## Assignment
Each entry below is to be written out exactly, and the pictures are to be left out.

*** Entries supplied Section Begins ***

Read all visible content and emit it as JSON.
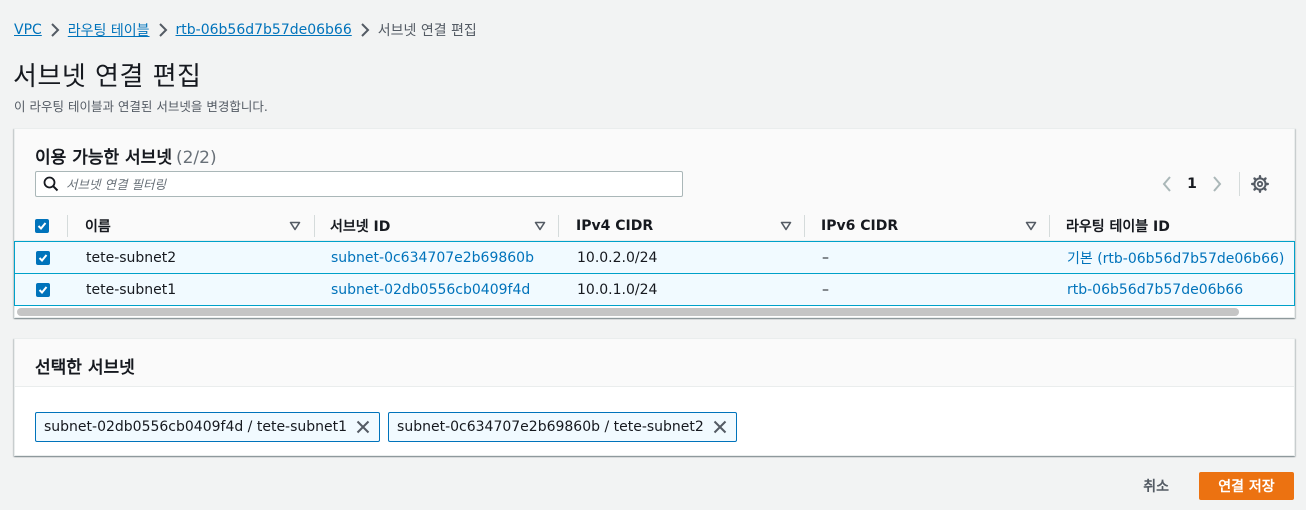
{
  "breadcrumb": {
    "items": [
      "VPC",
      "라우팅 테이블",
      "rtb-06b56d7b57de06b66"
    ],
    "current": "서브넷 연결 편집"
  },
  "page": {
    "title": "서브넷 연결 편집",
    "description": "이 라우팅 테이블과 연결된 서브넷을 변경합니다."
  },
  "available": {
    "title": "이용 가능한 서브넷",
    "count": "(2/2)",
    "filter_placeholder": "서브넷 연결 필터링",
    "page_number": "1",
    "columns": [
      "이름",
      "서브넷 ID",
      "IPv4 CIDR",
      "IPv6 CIDR",
      "라우팅 테이블 ID"
    ],
    "rows": [
      {
        "name": "tete-subnet2",
        "subnet_id": "subnet-0c634707e2b69860b",
        "ipv4": "10.0.2.0/24",
        "ipv6": "–",
        "route_table": "기본 (rtb-06b56d7b57de06b66)",
        "checked": true
      },
      {
        "name": "tete-subnet1",
        "subnet_id": "subnet-02db0556cb0409f4d",
        "ipv4": "10.0.1.0/24",
        "ipv6": "–",
        "route_table": "rtb-06b56d7b57de06b66",
        "checked": true
      }
    ]
  },
  "selected": {
    "title": "선택한 서브넷",
    "tokens": [
      "subnet-02db0556cb0409f4d / tete-subnet1",
      "subnet-0c634707e2b69860b / tete-subnet2"
    ]
  },
  "actions": {
    "cancel": "취소",
    "save": "연결 저장"
  },
  "colors": {
    "primary_button": "#ec7211",
    "link": "#0073bb",
    "selected_row_bg": "#f1faff",
    "selected_row_border": "#00a1c9"
  }
}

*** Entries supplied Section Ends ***

## Task response
Read all visible content and emit it as JSON.
{
  "breadcrumb": {
    "items": [
      "VPC",
      "라우팅 테이블",
      "rtb-06b56d7b57de06b66"
    ],
    "current": "서브넷 연결 편집"
  },
  "page": {
    "title": "서브넷 연결 편집",
    "description": "이 라우팅 테이블과 연결된 서브넷을 변경합니다."
  },
  "available": {
    "title": "이용 가능한 서브넷",
    "count": "(2/2)",
    "filter_placeholder": "서브넷 연결 필터링",
    "page_number": "1",
    "columns": [
      "이름",
      "서브넷 ID",
      "IPv4 CIDR",
      "IPv6 CIDR",
      "라우팅 테이블 ID"
    ],
    "rows": [
      {
        "name": "tete-subnet2",
        "subnet_id": "subnet-0c634707e2b69860b",
        "ipv4": "10.0.2.0/24",
        "ipv6": "–",
        "route_table": "기본 (rtb-06b56d7b57de06b66)",
        "checked": true
      },
      {
        "name": "tete-subnet1",
        "subnet_id": "subnet-02db0556cb0409f4d",
        "ipv4": "10.0.1.0/24",
        "ipv6": "–",
        "route_table": "rtb-06b56d7b57de06b66",
        "checked": true
      }
    ]
  },
  "selected": {
    "title": "선택한 서브넷",
    "tokens": [
      "subnet-02db0556cb0409f4d / tete-subnet1",
      "subnet-0c634707e2b69860b / tete-subnet2"
    ]
  },
  "actions": {
    "cancel": "취소",
    "save": "연결 저장"
  },
  "colors": {
    "primary_button": "#ec7211",
    "link": "#0073bb",
    "selected_row_bg": "#f1faff",
    "selected_row_border": "#00a1c9"
  }
}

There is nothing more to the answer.